## Required action
The following data needs to be repeated exactly, with all images excluded.

## Provided entries
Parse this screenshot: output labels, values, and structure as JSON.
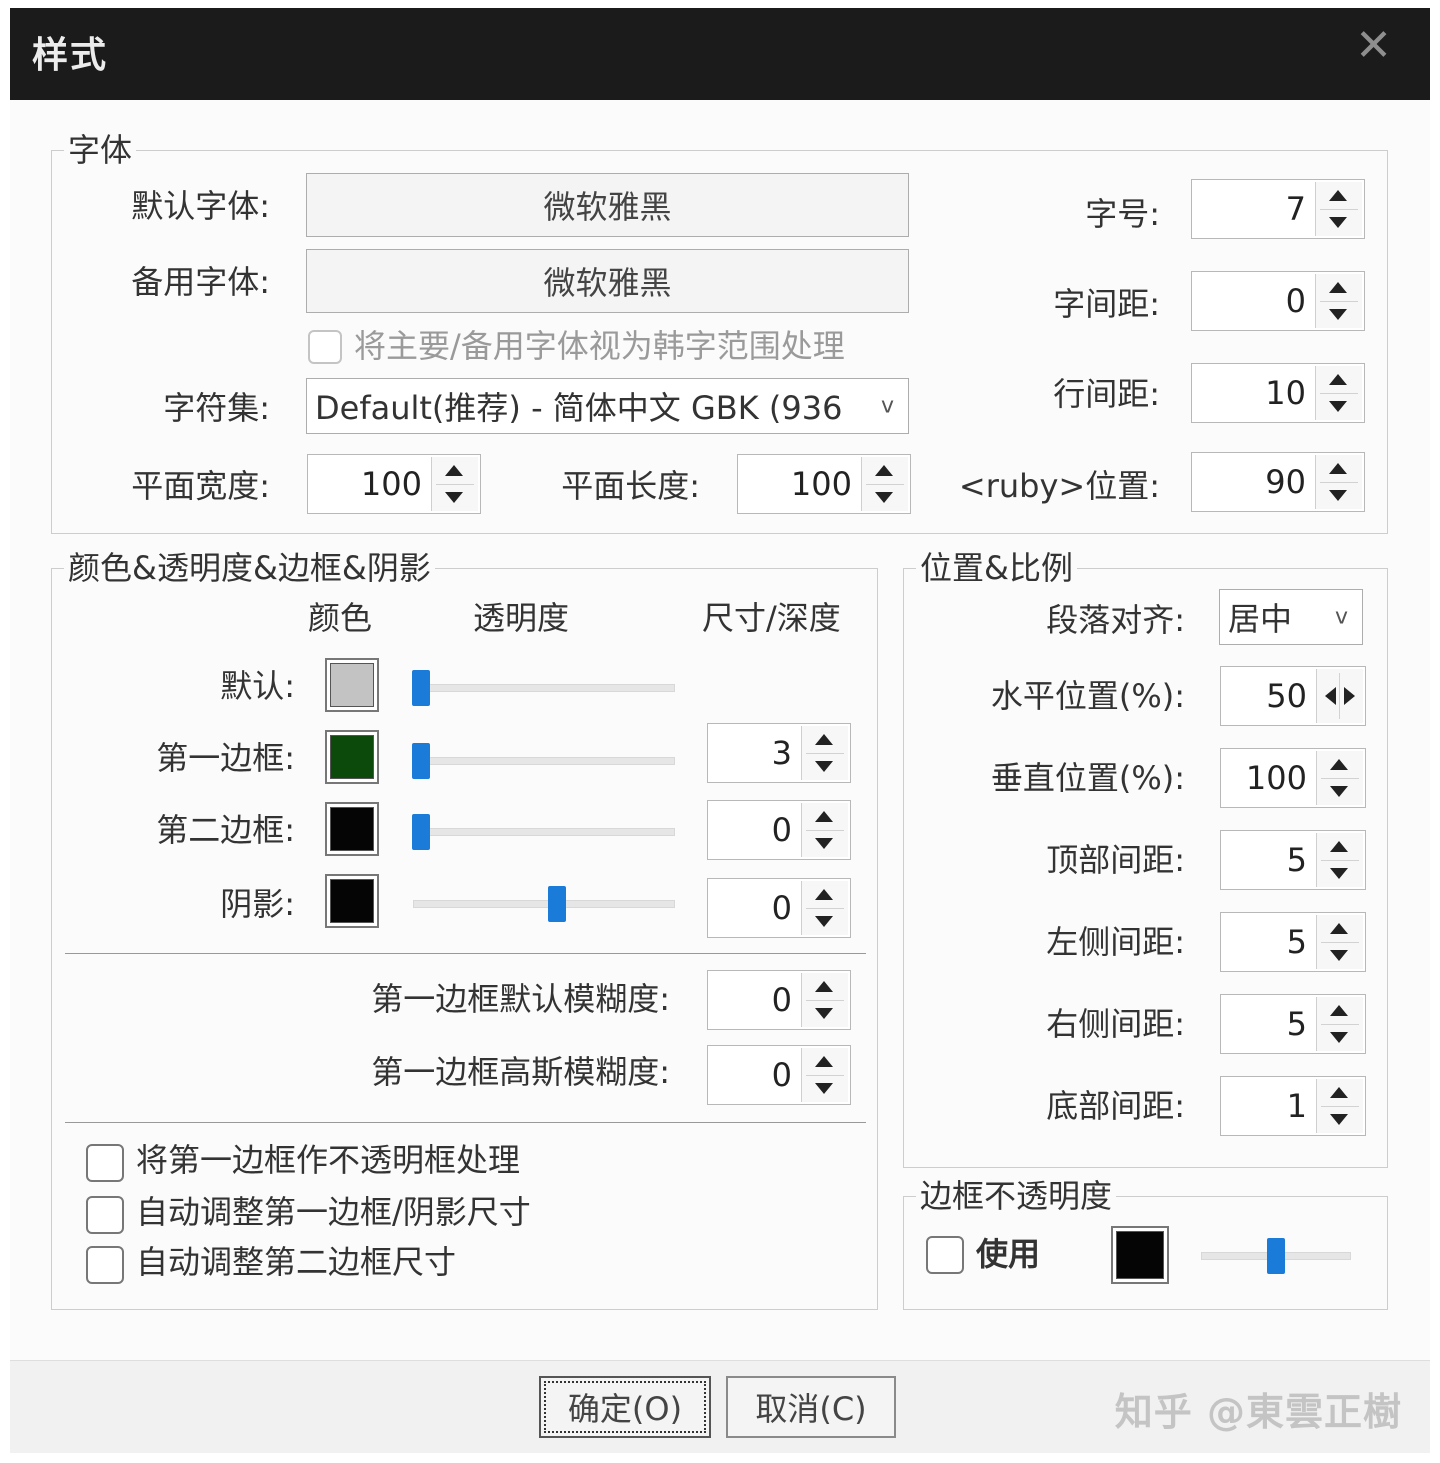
{
  "dialog": {
    "title": "样式",
    "close_icon": "✕"
  },
  "font_group": {
    "legend": "字体",
    "default_font_label": "默认字体:",
    "default_font_value": "微软雅黑",
    "backup_font_label": "备用字体:",
    "backup_font_value": "微软雅黑",
    "korean_range_label": "将主要/备用字体视为韩字范围处理",
    "charset_label": "字符集:",
    "charset_value": "Default(推荐) - 简体中文 GBK (936",
    "charset_arrow": "v",
    "plane_width_label": "平面宽度:",
    "plane_width_value": "100",
    "plane_length_label": "平面长度:",
    "plane_length_value": "100",
    "font_size_label": "字号:",
    "font_size_value": "7",
    "char_spacing_label": "字间距:",
    "char_spacing_value": "0",
    "line_spacing_label": "行间距:",
    "line_spacing_value": "10",
    "ruby_position_label": "<ruby>位置:",
    "ruby_position_value": "90"
  },
  "color_group": {
    "legend": "颜色&透明度&边框&阴影",
    "col_color": "颜色",
    "col_opacity": "透明度",
    "col_size": "尺寸/深度",
    "rows": [
      {
        "label": "默认:",
        "color": "#c3c3c3",
        "opacity": 0.03,
        "size": null
      },
      {
        "label": "第一边框:",
        "color": "#0b4a0b",
        "opacity": 0.03,
        "size": "3"
      },
      {
        "label": "第二边框:",
        "color": "#050505",
        "opacity": 0.03,
        "size": "0"
      },
      {
        "label": "阴影:",
        "color": "#050505",
        "opacity": 0.55,
        "size": "0"
      }
    ],
    "default_blur_label": "第一边框默认模糊度:",
    "default_blur_value": "0",
    "gauss_blur_label": "第一边框高斯模糊度:",
    "gauss_blur_value": "0",
    "check_opaque": "将第一边框作不透明框处理",
    "check_auto_border_shadow": "自动调整第一边框/阴影尺寸",
    "check_auto_second": "自动调整第二边框尺寸"
  },
  "position_group": {
    "legend": "位置&比例",
    "align_label": "段落对齐:",
    "align_value": "居中",
    "align_arrow": "v",
    "h_pos_label": "水平位置(%):",
    "h_pos_value": "50",
    "v_pos_label": "垂直位置(%):",
    "v_pos_value": "100",
    "top_margin_label": "顶部间距:",
    "top_margin_value": "5",
    "left_margin_label": "左侧间距:",
    "left_margin_value": "5",
    "right_margin_label": "右侧间距:",
    "right_margin_value": "5",
    "bottom_margin_label": "底部间距:",
    "bottom_margin_value": "1"
  },
  "border_opacity_group": {
    "legend": "边框不透明度",
    "use_label": "使用",
    "color": "#050505",
    "opacity": 0.5
  },
  "footer": {
    "ok_label": "确定(O)",
    "cancel_label": "取消(C)",
    "watermark": "知乎 @東雲正樹"
  }
}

## Solution
Parse this screenshot: output labels, values, and structure as JSON.
{
  "dialog": {
    "title": "样式",
    "close_icon": "✕"
  },
  "font_group": {
    "legend": "字体",
    "default_font_label": "默认字体:",
    "default_font_value": "微软雅黑",
    "backup_font_label": "备用字体:",
    "backup_font_value": "微软雅黑",
    "korean_range_label": "将主要/备用字体视为韩字范围处理",
    "charset_label": "字符集:",
    "charset_value": "Default(推荐) - 简体中文 GBK (936",
    "charset_arrow": "v",
    "plane_width_label": "平面宽度:",
    "plane_width_value": "100",
    "plane_length_label": "平面长度:",
    "plane_length_value": "100",
    "font_size_label": "字号:",
    "font_size_value": "7",
    "char_spacing_label": "字间距:",
    "char_spacing_value": "0",
    "line_spacing_label": "行间距:",
    "line_spacing_value": "10",
    "ruby_position_label": "<ruby>位置:",
    "ruby_position_value": "90"
  },
  "color_group": {
    "legend": "颜色&透明度&边框&阴影",
    "col_color": "颜色",
    "col_opacity": "透明度",
    "col_size": "尺寸/深度",
    "rows": [
      {
        "label": "默认:",
        "color": "#c3c3c3",
        "opacity": 0.03,
        "size": null
      },
      {
        "label": "第一边框:",
        "color": "#0b4a0b",
        "opacity": 0.03,
        "size": "3"
      },
      {
        "label": "第二边框:",
        "color": "#050505",
        "opacity": 0.03,
        "size": "0"
      },
      {
        "label": "阴影:",
        "color": "#050505",
        "opacity": 0.55,
        "size": "0"
      }
    ],
    "default_blur_label": "第一边框默认模糊度:",
    "default_blur_value": "0",
    "gauss_blur_label": "第一边框高斯模糊度:",
    "gauss_blur_value": "0",
    "check_opaque": "将第一边框作不透明框处理",
    "check_auto_border_shadow": "自动调整第一边框/阴影尺寸",
    "check_auto_second": "自动调整第二边框尺寸"
  },
  "position_group": {
    "legend": "位置&比例",
    "align_label": "段落对齐:",
    "align_value": "居中",
    "align_arrow": "v",
    "h_pos_label": "水平位置(%):",
    "h_pos_value": "50",
    "v_pos_label": "垂直位置(%):",
    "v_pos_value": "100",
    "top_margin_label": "顶部间距:",
    "top_margin_value": "5",
    "left_margin_label": "左侧间距:",
    "left_margin_value": "5",
    "right_margin_label": "右侧间距:",
    "right_margin_value": "5",
    "bottom_margin_label": "底部间距:",
    "bottom_margin_value": "1"
  },
  "border_opacity_group": {
    "legend": "边框不透明度",
    "use_label": "使用",
    "color": "#050505",
    "opacity": 0.5
  },
  "footer": {
    "ok_label": "确定(O)",
    "cancel_label": "取消(C)",
    "watermark": "知乎 @東雲正樹"
  }
}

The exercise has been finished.